Please return the full listing. Every line must match exactly.
━━━━━━━━━━━━━━━━━━━━
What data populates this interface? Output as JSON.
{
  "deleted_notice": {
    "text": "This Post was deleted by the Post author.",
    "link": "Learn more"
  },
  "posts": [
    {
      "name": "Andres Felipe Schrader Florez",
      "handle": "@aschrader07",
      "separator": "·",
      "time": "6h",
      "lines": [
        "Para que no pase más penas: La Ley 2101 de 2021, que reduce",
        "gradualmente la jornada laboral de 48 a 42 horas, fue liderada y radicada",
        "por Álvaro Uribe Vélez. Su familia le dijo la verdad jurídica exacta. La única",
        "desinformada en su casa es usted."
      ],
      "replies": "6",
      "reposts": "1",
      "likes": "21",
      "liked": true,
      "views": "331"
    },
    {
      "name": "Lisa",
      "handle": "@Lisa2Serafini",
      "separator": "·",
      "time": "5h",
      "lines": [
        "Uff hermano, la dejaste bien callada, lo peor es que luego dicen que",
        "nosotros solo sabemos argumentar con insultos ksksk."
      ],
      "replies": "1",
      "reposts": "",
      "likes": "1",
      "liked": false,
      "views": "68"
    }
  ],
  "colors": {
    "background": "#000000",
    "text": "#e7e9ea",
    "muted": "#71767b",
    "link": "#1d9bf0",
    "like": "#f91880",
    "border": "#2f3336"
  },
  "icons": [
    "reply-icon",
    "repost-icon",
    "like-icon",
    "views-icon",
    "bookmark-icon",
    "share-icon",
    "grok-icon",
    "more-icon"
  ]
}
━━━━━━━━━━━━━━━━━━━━
= Solution to this task =
What data populates this interface? Output as JSON.
{
  "deleted_notice": {
    "text": "This Post was deleted by the Post author.",
    "link": "Learn more"
  },
  "posts": [
    {
      "name": "Andres Felipe Schrader Florez",
      "handle": "@aschrader07",
      "separator": "·",
      "time": "6h",
      "lines": [
        "Para que no pase más penas: La Ley 2101 de 2021, que reduce",
        "gradualmente la jornada laboral de 48 a 42 horas, fue liderada y radicada",
        "por Álvaro Uribe Vélez. Su familia le dijo la verdad jurídica exacta. La única",
        "desinformada en su casa es usted."
      ],
      "replies": "6",
      "reposts": "1",
      "likes": "21",
      "liked": true,
      "views": "331"
    },
    {
      "name": "Lisa",
      "handle": "@Lisa2Serafini",
      "separator": "·",
      "time": "5h",
      "lines": [
        "Uff hermano, la dejaste bien callada, lo peor es que luego dicen que",
        "nosotros solo sabemos argumentar con insultos ksksk."
      ],
      "replies": "1",
      "reposts": "",
      "likes": "1",
      "liked": false,
      "views": "68"
    }
  ],
  "colors": {
    "background": "#000000",
    "text": "#e7e9ea",
    "muted": "#71767b",
    "link": "#1d9bf0",
    "like": "#f91880",
    "border": "#2f3336"
  },
  "icons": [
    "reply-icon",
    "repost-icon",
    "like-icon",
    "views-icon",
    "bookmark-icon",
    "share-icon",
    "grok-icon",
    "more-icon"
  ]
}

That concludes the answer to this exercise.